There are two key benefits of examining ethnic identity as a moderator between RSD and health. First, the theoretical and empirical literature has indicated that not all characteristics of ethnic identity are uniformly protective-and in some instances, certain aspects of ethnic identity may actually worsen the negative effects of discrimination [39,40,43,58,59]. Understanding which aspects of identity are protective-and which are not-may be crucial in developing culturally tailored interventions that address discrimination and psychological well-being. Second, ethnic identity has been minimally investigated among YSMBM in general, and in the context of RSD specifically. The very personal and often vulnerable nature of intimate partner-seeking makes RSD a unique racialized stressor. That RSD is defined as an online-specific phenomenon also makes it unique-given that discrimination is typically more brazen, prejudices more overt, and rejection more frequent–in high density, quasi-anonymous settings such as online venues [60,61,62,63,64]. The novel RSD scale used in this study captures a broad scope of these experiences and distinguishes between expressions of discrimination to a greater degree than most measures of discrimination . Its distinction between race of perpetrator (same-race and White perpetration of RSD) is especially useful, as there is a noteworthy deficit of research that accounts for differences between in-group and out-group discrimination in the context of RSD. Examination of same-race perpetration of RSD is rare in general, though we have found that YSMBM report complex attitudes toward same-race perpetration of RSD in previous work .

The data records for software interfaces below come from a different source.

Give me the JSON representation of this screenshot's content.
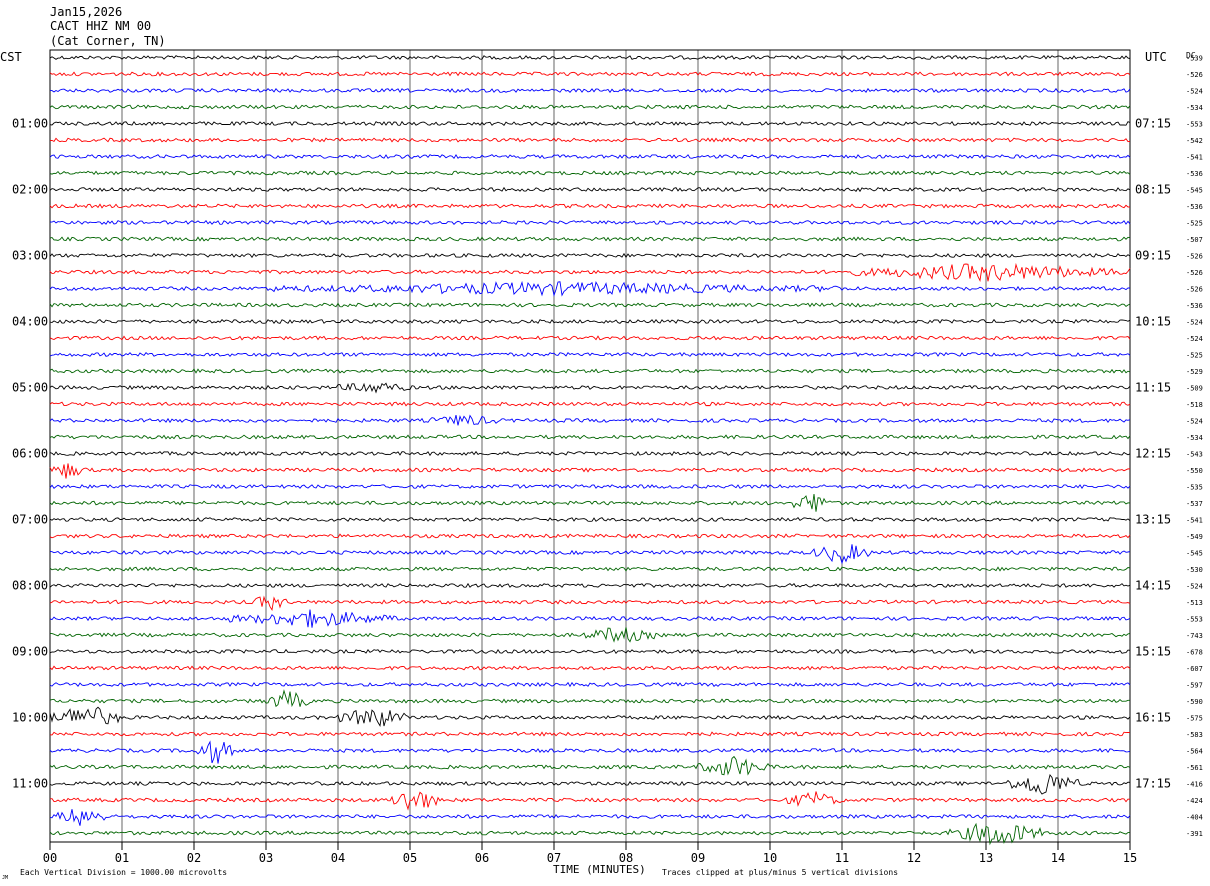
{
  "header": {
    "date": "Jan15,2026",
    "station": "CACT HHZ NM 00",
    "location": "(Cat Corner, TN)"
  },
  "labels": {
    "left_tz": "CST",
    "right_tz": "UTC",
    "dc_label": "DC",
    "xaxis_title": "TIME (MINUTES)",
    "scale_note": "Each Vertical Division = 1000.00 microvolts",
    "clip_note": "Traces clipped at plus/minus 5 vertical divisions",
    "corner_mark": "JM"
  },
  "colors": {
    "traces": [
      "#000000",
      "#ff0000",
      "#0000ff",
      "#006400"
    ],
    "grid": "#000000"
  },
  "chart_data": {
    "type": "line",
    "title": "CACT HHZ NM 00",
    "xlabel": "TIME (MINUTES)",
    "xlim": [
      0,
      15
    ],
    "x_ticks": [
      "00",
      "01",
      "02",
      "03",
      "04",
      "05",
      "06",
      "07",
      "08",
      "09",
      "10",
      "11",
      "12",
      "13",
      "14",
      "15"
    ],
    "rows": 48,
    "row_minutes": 15,
    "left_hour_labels": [
      "01:00",
      "02:00",
      "03:00",
      "04:00",
      "05:00",
      "06:00",
      "07:00",
      "08:00",
      "09:00",
      "10:00",
      "11:00"
    ],
    "right_hour_labels": [
      "07:15",
      "08:15",
      "09:15",
      "10:15",
      "11:15",
      "12:15",
      "13:15",
      "14:15",
      "15:15",
      "16:15",
      "17:15"
    ],
    "dc_offsets": [
      "-539",
      "-526",
      "-524",
      "-534",
      "-553",
      "-542",
      "-541",
      "-536",
      "-545",
      "-536",
      "-525",
      "-507",
      "-526",
      "-526",
      "-526",
      "-536",
      "-524",
      "-524",
      "-525",
      "-529",
      "-509",
      "-518",
      "-524",
      "-534",
      "-543",
      "-550",
      "-535",
      "-537",
      "-541",
      "-549",
      "-545",
      "-530",
      "-524",
      "-513",
      "-553",
      "-743",
      "-678",
      "-607",
      "-597",
      "-590",
      "-575",
      "-583",
      "-564",
      "-561",
      "-416",
      "-424",
      "-404",
      "-391"
    ],
    "events": [
      {
        "row": 13,
        "start_min": 11.0,
        "end_min": 15.0,
        "amp": 3
      },
      {
        "row": 14,
        "start_min": 3.0,
        "end_min": 11.0,
        "amp": 2
      },
      {
        "row": 20,
        "start_min": 4.0,
        "end_min": 5.0,
        "amp": 2
      },
      {
        "row": 22,
        "start_min": 5.3,
        "end_min": 6.2,
        "amp": 2
      },
      {
        "row": 25,
        "start_min": 0.0,
        "end_min": 0.5,
        "amp": 3
      },
      {
        "row": 27,
        "start_min": 10.3,
        "end_min": 10.9,
        "amp": 4
      },
      {
        "row": 30,
        "start_min": 10.6,
        "end_min": 11.4,
        "amp": 4
      },
      {
        "row": 33,
        "start_min": 2.8,
        "end_min": 3.3,
        "amp": 3
      },
      {
        "row": 34,
        "start_min": 2.5,
        "end_min": 4.8,
        "amp": 3
      },
      {
        "row": 35,
        "start_min": 7.4,
        "end_min": 8.4,
        "amp": 3
      },
      {
        "row": 39,
        "start_min": 3.0,
        "end_min": 3.6,
        "amp": 4
      },
      {
        "row": 40,
        "start_min": 0.0,
        "end_min": 1.0,
        "amp": 5
      },
      {
        "row": 40,
        "start_min": 4.0,
        "end_min": 5.0,
        "amp": 4
      },
      {
        "row": 42,
        "start_min": 2.0,
        "end_min": 2.6,
        "amp": 5
      },
      {
        "row": 43,
        "start_min": 9.0,
        "end_min": 10.0,
        "amp": 4
      },
      {
        "row": 44,
        "start_min": 13.3,
        "end_min": 14.3,
        "amp": 5
      },
      {
        "row": 45,
        "start_min": 4.7,
        "end_min": 5.4,
        "amp": 5
      },
      {
        "row": 45,
        "start_min": 10.2,
        "end_min": 11.0,
        "amp": 3
      },
      {
        "row": 46,
        "start_min": 0.1,
        "end_min": 0.8,
        "amp": 4
      },
      {
        "row": 47,
        "start_min": 12.5,
        "end_min": 13.8,
        "amp": 5
      }
    ]
  }
}
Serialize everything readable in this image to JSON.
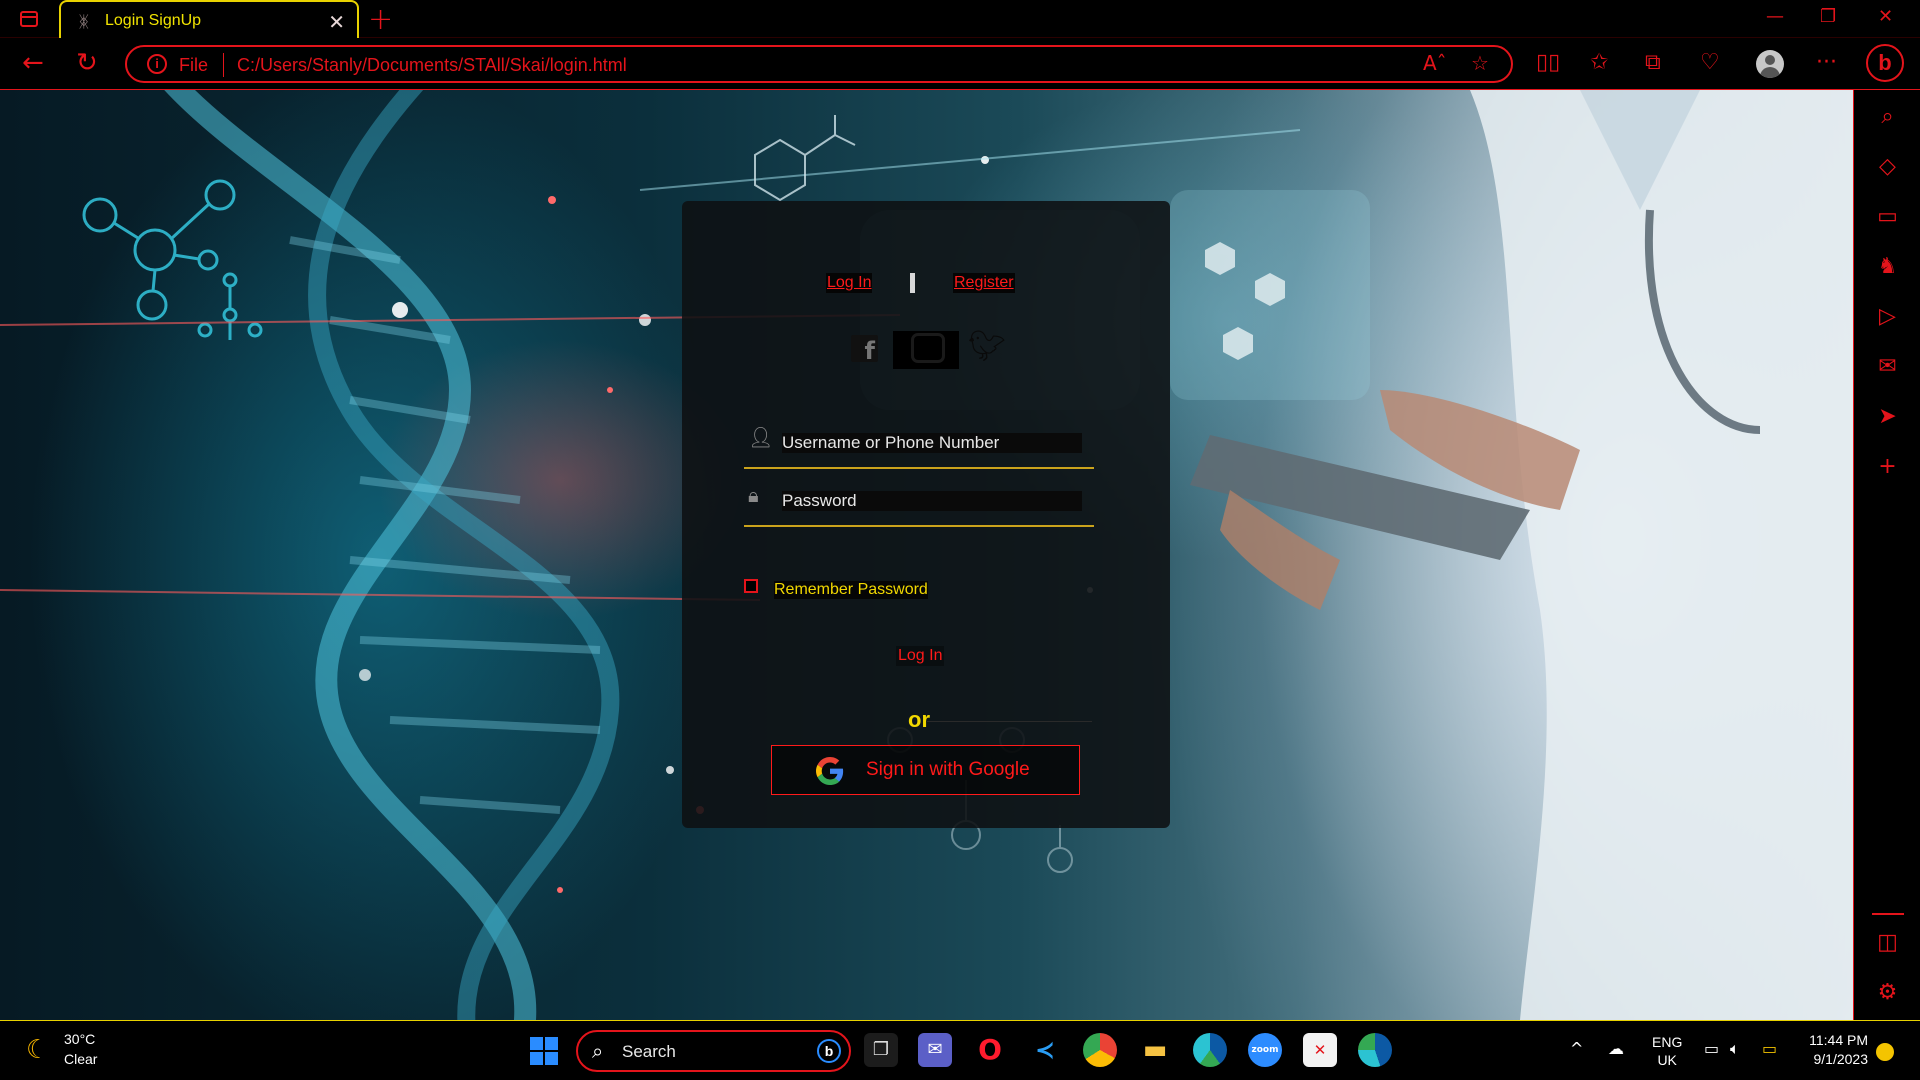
{
  "browser": {
    "tab_title": "Login SignUp",
    "address_prefix": "File",
    "url": "C:/Users/Stanly/Documents/STAll/Skai/login.html"
  },
  "login_card": {
    "tabs": [
      {
        "label": "Log In"
      },
      {
        "label": "Register"
      }
    ],
    "social": [
      "facebook-icon",
      "instagram-icon",
      "twitter-icon"
    ],
    "username_placeholder": "Username or Phone Number",
    "password_placeholder": "Password",
    "remember_label": "Remember Password",
    "login_button": "Log In",
    "or_text": "or",
    "google_button": "Sign in with Google"
  },
  "taskbar": {
    "weather_temp": "30°C",
    "weather_condition": "Clear",
    "search_label": "Search",
    "language": "ENG",
    "region": "UK",
    "time": "11:44 PM",
    "date": "9/1/2023"
  },
  "colors": {
    "accent_red": "#e4141b",
    "accent_yellow": "#f2d800",
    "card_bg": "#0e1012"
  }
}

Given the importance of ethnic identity in the context of race-related stress, the current study aims to examine the ways in which ethnic identity might serve to modify the relationship between RSD and psychological well-being among YSMBM. In accordance with prior theoretical and empirical work, we hypothesized that (Hypothesis 1; H1) higher scores on RSD would be associated with poorer psychological well-being among the study sample; (Hypothesis 2; H2) higher scores on ethnic identity search would exacerbate the association between RSD and well-being; and (Hypothesis 3; H3) higher scores on ethnic identity commitment would attenuate the association between RSD and well-being.

2.1. Participants

Eligibility Criteria. In order to be eligible for the study, participants had to meet the following criteria: quente British mulheres (1) identify as a man; (2) be assigned male sex at birth; (3) identify prierican, or with any other racial/ethnic identity across the African diaspora (e.g., Afro-Caribbean, African, etc.); (4) be between the ages of 18 and 29 inclusive; (5) identify as gay, bisexual, queer, same-gender-loving, or another non-heterosexual identity, or report having had any sexual contact with a man in the last 3 months; (6) report having used a website or mobile app to find male partners for sexual activity in the last 3 months; and (7) reside in the United States.

2.2. Recruitment

A non-probability convenience sample of YSMBM were recruited using best practices for online survey sampling [66,67] between . Participants were primarily recruited through Facebook and Scruff, a mobile app for gay and bisexual men to meet one another for sex or dating. Prospective participants viewed advertisements for the study and clicked on a link embedded in the advertisement that directed them to the study webpage. Advertisements on Facebook were only made viewable to men in the targeted age range who lived in the United States. Facebook ads were further tailored to target individuals who (1) indicated that they were “interested in” men, or who omitted information on the gender in which they were interested; (2) indicated interest in various LGBTQ-related pages on Facebook; (3) matched Facebook’s behavior algorithms for U.S. African American Multicultural Affinity; or (4) indicated interest in various pages related to popular Black culture.